Making an evaluation is nice, but what do you do when you find that the things that you REALLY REALLY want to do come with a cost for privacy? I think we should be realistic enough to acknowledge that we still will get both safety and security technologies or means that will affect privacy in the future. An ITS example – although not so safety or security related – could be road pricing. Road pricing can be implemented in many ways. The simplest one is that you pay a certain amount of money when you pass a toll booth – most commonly on your way into a big city. Of course this can be really unfair. Someone who lives just outside the ”border” and drives 10 minutes to work, pays the same as someone who drives around inside the city limits all day! With a ”black box” and a GPS you could make a much more fair system, where those who drive the most, in rush hours, on the most densely trafficked roads, pays the most. Similar systems could of course be part of a safety system, where back boxes could be checked by the police or insurance companies, or the car could ”phone home” every time you commit a traffic violation. But this is a type of technology that people find extremely privacy violating. We need to ask ourselves: Does the gain in safety or security outweigh the cost to privacy? In cases where you – after careful analysis – end up implementing something that you know will impact privacy, it is important to try and minimise the effect as much as possible.
We need some tools. The PRISE project have identified three types of such tools.
The first is legal tools. Which is what we always want to do, isn’t is – just regulate ourselves away from the problem? Legal tools regulate the use of the technology, and sometimes we need this because most technologies can be used for many different purposes.
Data storage for instance can be used to store a lot of information that does not affect peoples’ privacy, but because it can also be used for storing personal data, we need to regulate what can be stored, for how long, etc.
Most people have one or more cameras – we can’t ban cameras just because they can be used to violate privacy. But if you want to set it up as a surveillance means in a public space we regulate where you can put them and who you must inform the public.

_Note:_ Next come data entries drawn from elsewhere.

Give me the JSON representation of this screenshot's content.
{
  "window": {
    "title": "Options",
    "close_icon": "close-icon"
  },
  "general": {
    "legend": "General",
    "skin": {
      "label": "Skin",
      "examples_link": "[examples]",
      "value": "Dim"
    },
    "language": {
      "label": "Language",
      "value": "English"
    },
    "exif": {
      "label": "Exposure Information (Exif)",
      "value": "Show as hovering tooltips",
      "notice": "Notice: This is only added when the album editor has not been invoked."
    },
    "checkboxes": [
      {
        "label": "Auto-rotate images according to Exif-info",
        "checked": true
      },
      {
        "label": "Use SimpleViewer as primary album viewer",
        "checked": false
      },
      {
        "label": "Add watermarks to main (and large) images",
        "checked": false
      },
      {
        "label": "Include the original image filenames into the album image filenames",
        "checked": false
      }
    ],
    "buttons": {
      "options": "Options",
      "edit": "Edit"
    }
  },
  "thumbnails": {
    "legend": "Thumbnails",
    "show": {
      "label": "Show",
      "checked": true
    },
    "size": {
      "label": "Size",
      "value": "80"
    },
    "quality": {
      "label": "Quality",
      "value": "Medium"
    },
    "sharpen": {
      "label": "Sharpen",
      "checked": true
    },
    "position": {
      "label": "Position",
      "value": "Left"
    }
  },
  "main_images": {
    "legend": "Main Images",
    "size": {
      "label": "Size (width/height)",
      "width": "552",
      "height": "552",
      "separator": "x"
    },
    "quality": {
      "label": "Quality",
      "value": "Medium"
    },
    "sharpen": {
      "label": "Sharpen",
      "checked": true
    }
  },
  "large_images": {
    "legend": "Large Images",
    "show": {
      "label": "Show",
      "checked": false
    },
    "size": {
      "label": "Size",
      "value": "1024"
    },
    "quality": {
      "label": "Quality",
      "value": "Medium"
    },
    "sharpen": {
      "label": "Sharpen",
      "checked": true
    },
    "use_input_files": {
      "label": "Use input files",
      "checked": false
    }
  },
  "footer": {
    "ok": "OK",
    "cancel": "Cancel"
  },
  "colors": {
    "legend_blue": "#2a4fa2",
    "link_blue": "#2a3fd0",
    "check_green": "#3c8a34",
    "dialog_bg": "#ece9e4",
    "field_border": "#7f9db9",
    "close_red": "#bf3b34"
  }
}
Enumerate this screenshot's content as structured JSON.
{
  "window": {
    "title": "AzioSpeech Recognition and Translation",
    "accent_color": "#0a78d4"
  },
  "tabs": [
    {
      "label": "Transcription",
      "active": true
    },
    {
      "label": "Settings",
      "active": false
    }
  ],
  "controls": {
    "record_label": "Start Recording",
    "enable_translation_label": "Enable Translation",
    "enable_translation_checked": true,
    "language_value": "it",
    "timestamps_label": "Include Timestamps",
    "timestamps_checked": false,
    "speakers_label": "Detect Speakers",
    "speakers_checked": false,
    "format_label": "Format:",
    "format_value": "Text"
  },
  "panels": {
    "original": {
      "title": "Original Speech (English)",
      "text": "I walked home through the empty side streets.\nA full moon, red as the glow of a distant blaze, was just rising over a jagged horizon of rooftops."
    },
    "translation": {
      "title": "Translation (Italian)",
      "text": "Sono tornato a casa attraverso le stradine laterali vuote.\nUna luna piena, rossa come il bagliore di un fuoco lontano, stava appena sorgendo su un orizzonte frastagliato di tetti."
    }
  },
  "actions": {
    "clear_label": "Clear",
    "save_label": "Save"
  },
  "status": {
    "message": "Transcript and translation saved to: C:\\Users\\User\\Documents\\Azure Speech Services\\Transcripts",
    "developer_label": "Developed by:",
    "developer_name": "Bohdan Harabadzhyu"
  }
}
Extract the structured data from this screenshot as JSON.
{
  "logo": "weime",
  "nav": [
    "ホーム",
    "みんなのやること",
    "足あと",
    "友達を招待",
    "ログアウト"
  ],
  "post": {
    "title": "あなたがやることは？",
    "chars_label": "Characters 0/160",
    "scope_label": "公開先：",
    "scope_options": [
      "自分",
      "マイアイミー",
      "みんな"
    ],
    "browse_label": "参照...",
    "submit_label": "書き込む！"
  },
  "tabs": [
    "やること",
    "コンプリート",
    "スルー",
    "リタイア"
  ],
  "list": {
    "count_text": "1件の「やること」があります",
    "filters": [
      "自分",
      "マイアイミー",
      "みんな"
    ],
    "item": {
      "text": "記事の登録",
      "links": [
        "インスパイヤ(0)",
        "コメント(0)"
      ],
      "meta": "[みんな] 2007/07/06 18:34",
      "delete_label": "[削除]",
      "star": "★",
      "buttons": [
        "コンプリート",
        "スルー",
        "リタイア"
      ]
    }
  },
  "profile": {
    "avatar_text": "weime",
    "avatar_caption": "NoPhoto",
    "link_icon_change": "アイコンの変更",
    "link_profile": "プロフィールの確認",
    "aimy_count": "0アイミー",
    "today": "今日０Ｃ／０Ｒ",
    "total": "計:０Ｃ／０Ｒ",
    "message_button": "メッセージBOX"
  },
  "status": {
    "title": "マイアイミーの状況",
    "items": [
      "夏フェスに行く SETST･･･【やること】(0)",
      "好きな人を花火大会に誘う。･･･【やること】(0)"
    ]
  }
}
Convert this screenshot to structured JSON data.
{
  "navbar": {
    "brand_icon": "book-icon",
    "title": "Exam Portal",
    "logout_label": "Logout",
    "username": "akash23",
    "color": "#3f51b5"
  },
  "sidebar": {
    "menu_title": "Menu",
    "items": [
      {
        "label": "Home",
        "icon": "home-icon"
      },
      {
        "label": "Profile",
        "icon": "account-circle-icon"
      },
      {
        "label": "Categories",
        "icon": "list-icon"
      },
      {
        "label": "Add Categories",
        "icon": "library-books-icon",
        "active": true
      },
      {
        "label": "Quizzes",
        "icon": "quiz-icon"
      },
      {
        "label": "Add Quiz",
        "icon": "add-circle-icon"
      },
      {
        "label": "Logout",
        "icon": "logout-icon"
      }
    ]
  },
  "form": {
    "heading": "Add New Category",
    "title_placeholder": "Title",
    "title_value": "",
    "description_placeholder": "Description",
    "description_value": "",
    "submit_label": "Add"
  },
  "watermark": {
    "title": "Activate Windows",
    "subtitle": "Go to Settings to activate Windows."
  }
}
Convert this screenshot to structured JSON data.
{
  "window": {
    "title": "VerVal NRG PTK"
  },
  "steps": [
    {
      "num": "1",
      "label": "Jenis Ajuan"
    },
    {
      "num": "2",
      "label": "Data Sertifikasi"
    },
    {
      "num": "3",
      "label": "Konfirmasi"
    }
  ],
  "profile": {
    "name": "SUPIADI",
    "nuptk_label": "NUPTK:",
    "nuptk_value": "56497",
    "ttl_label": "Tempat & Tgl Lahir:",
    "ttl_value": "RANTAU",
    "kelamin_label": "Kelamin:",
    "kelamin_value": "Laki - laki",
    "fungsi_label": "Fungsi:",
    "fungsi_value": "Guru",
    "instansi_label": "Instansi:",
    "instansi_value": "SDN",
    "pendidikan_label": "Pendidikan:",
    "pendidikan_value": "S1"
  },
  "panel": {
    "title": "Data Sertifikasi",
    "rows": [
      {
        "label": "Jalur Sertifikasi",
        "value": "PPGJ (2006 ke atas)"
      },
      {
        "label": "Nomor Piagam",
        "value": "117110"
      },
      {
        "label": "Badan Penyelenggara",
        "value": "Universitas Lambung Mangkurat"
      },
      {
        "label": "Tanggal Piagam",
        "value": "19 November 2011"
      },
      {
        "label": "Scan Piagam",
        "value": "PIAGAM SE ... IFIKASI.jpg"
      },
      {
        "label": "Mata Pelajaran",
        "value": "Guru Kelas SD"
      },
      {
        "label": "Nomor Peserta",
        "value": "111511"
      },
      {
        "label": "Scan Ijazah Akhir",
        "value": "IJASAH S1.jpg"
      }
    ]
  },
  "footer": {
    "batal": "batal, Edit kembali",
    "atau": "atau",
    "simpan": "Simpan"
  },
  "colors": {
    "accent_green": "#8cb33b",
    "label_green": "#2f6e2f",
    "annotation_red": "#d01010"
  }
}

We also have some technical tools. These can be the implementation of privacy enhancing technologies,
Such as data minimisation – that is not collecting more data than you need in the first place.
Or anonymisation, or pseudonymisation.
Organisational tools are often forgotten, but they are very important. Because for many technologies it’s how they’re actually put to use that decide whether they are privacy friendly or not. It doesn’t help to have laws protecting privacy, when the employees at the toll both company will tell the “concerned” husband that his wife passed the booth 30 minutes ago anyway!
And it doesn’t help that an ICT system has excellent features for assigning roles and access rights, if all employees are just entered as ”administrators”.
If you have money, you have the power to change things.
Governments have money. Make privacy a criteria in public procurement. Private enterprises make a living by delivering products and services that are in demand. If privacy is in demand, they will deliver it.
Evaluate the use and effect of technologies and means for security. Did the cameras really reduce the crime rate? Does the police get more convictions when they can store telecommunications data longer? It sounds obvious, but the fact is that for Norway, nobody can answer these questions.
Terminate it if it doesn’t work
OR if it’s no longer needed. When something bad happens we want our politicians to react. – And they want to be seen to do something. Sometimes we end up with new security measures. And Security measures already installed and funded have this annoying habit of becoming permanent – even when there is no apparent reason why they should. We need routines to make sure that we get rid of privacy infringing security measures that doesn’t work or are no longer needed.
Safety, security and privacy?
Security, Safety and Privacy? - Privacy challenges with ITS Christine Hafskjold Multimodal ITS, May 7 th 2009